Habitat/Behaviour. Bogsnappers live in herds, from 5-20 in a herd, males and females together. They wander through the marsh, foraging for food. These animals are not territorial, as is proven when herds meet. If one watches two herds approach one another, they simply wander through. Sometimes herds will gain and lose members this way. The Bogsnapper sleeps laying down in the water; they prefer to have their legs and most of their bodies underwater. They rest their heads on their humps, some use the bony protrusion to prop their heads against reeds or one another.
If a predator approaches the Bogsnapper, they will do a small display; they will kick their legs and then flop to one side, imitating death.

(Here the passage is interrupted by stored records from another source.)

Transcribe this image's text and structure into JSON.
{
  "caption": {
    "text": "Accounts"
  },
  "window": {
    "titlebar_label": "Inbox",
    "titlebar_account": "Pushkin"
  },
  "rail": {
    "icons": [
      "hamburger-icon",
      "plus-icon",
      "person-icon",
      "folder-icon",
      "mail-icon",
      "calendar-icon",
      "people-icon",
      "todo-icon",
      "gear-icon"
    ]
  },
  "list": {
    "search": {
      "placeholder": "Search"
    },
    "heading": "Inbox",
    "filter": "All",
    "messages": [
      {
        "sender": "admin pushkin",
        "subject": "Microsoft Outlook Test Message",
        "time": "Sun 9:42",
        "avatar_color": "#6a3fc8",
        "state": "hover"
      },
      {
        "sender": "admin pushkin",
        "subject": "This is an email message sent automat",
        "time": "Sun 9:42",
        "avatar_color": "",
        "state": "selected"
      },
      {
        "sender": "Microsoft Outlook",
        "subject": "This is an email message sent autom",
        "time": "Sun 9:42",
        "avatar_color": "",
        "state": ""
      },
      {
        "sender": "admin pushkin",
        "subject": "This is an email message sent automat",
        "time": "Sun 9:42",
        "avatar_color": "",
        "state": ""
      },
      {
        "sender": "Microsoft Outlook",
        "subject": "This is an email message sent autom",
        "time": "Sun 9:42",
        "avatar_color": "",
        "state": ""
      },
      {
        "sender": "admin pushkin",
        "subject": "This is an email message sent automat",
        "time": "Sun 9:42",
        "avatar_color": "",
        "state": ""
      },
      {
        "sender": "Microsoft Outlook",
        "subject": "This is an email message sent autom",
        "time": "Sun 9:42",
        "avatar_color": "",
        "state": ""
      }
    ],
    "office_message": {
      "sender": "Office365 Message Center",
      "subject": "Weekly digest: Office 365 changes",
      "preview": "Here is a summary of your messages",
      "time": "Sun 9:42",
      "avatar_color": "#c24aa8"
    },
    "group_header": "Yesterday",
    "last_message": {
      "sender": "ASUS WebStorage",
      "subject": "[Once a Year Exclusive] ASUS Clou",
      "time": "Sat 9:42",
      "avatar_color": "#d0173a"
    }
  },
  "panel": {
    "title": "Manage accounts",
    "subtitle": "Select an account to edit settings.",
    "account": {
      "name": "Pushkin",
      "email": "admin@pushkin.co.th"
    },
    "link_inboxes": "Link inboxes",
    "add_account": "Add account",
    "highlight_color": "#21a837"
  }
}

It does not matter if the Bogsnapper's head falls under the water, their amphibian skin will be able to absorb air for some time. If the predator gets curious, the Bogsnapper will wait until they get close and then get up quickly, their floundering legs perhaps planting a kick in the predator. Unfortunately for the Bogsnapper, their hides are thin and their veins close to the surface. A drag-down by a predator will usually be fatal.
Diet. Bogsnappers are capable of sifting through the mud with their flat bills for larvae and insects. The Bogsnapper will take a billful of mud and then dip their bill under the water, opening and closing it quickly; this sifts out the silt and leaves the heavy food behind. Bogsnappers also eat small fish, frogs and grasses.
Mating. There is no season to the Bogsnapper mating. There is little ritual to it as well. When a male wishes to mate, he approaches a female and mounts her from behind. If she does not wish to mate she will fight back; if she does, she will do nothing.
The female Bogsnapper will dig a shallow home in the mud and lay 2-3 eggs shortly after. These soft-shelled eggs are considered a delicacy among some races, and are an easy catch to predators who know where to look. The female will then leave the eggs alone as she continues on with the herd. These eggs will stay warm and semi-protected under the silt for 2 months, until they are ready to hatch. When they do, they dig their way to the surface. A baby Bogsnapper will be a little larger than a fore, and from birth, they must take care of themselves. Clutches tend to stay together, and some clutches will band together in large numbers (about 20-50) until they are old enough to take care of themselves. This small age is prime for catching Bogsnappers for domestication; they will not fight much, and their skin is more rubbery and less chance for injury. Bogsnappers live about 15 years.
Information provided by Viresse